America's annexation of Hawaii in 1898 extended U.S. territory into the Pacific and highlighted resulted from economic integration and the rise of the United States as a Pacific power. For most of the 1800s, leaders in Washington were concerned that Hawaii might become part of a European nation's empire. During the 1830s, Britain and France forced Hawaii to accept treaties giving them economic privileges. In 1842, Secretary of State Daniel Webster sent a letter to Hawaiian agents in Washington affirming U.S. interests in Hawaii and opposing annexation by any other nation. He also proposed to Great Britain and France that no nation should seek special privileges or engage in further colonization of the islands. In 1849, the United States and Hawaii concluded a treaty of friendship that served as the basis of official relations between the parties.

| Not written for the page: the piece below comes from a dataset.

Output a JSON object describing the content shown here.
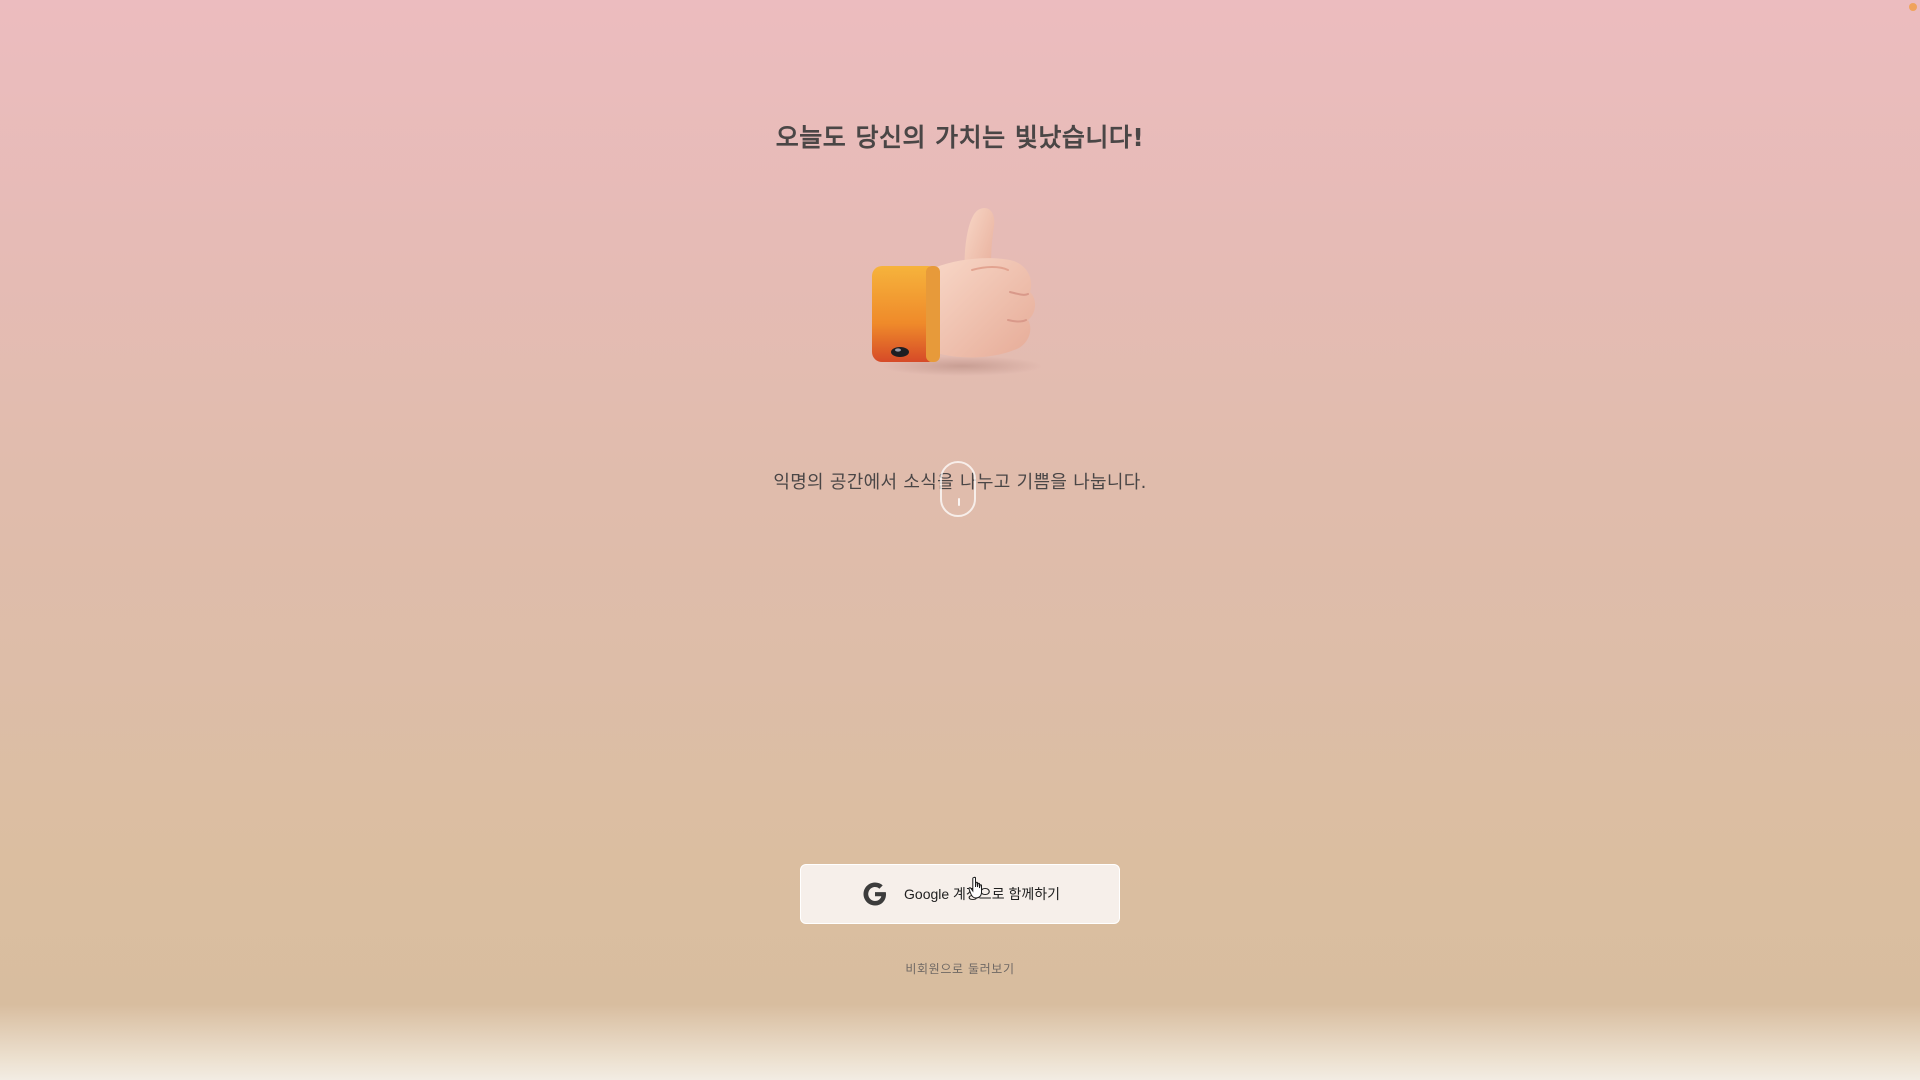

A key provisioning spot for American whaling ships, fertile ground for American protestant missionaries, and a new source of sugarcane production, Hawaii's economy became increasingly integrated with the United States. An 1875 trade reciprocity treaty further linked the two countries and U.S. sugar plantation owners from the United States came to dominate the economy and politics of the islands. When Queen Liliuokalani moved to establish a stronger monarchy, Americans under the leadership of Samuel Dole deposed her in 1893. The planters' belief that a coup and annexation by the United States would remove the threat of a devastating tariff on their sugar also spurred them to action. The administration of President Benjamin Harrison encouraged the takeover, and dispatched sailors from the USS Boston to the islands to surround the royal palace. The U.S. minister to Hawaii, John L. Stevens, worked closely with the new government.
Dole sent a delegation to Washington in 1894 seeking annexation, but the new President, Grover Cleveland, opposed annexation and tried to restore the Queen. Dole declared Hawaii an independent republic. Spurred by the nationalism aroused by the Spanish-American War, the United States annexed Hawaii in 1898 at the urging of President William McKinley. Hawaii was made a territory in 1900, and Dole became its first governor. Racial attitudes and party politics in the United States deferred statehood until a bipartisan compromise linked Hawaii's status to Alaska, and both became States in 1959.
Merze Tate. The United States and the Hawai'ian Kingdom: A Political History (New Haven, 1965).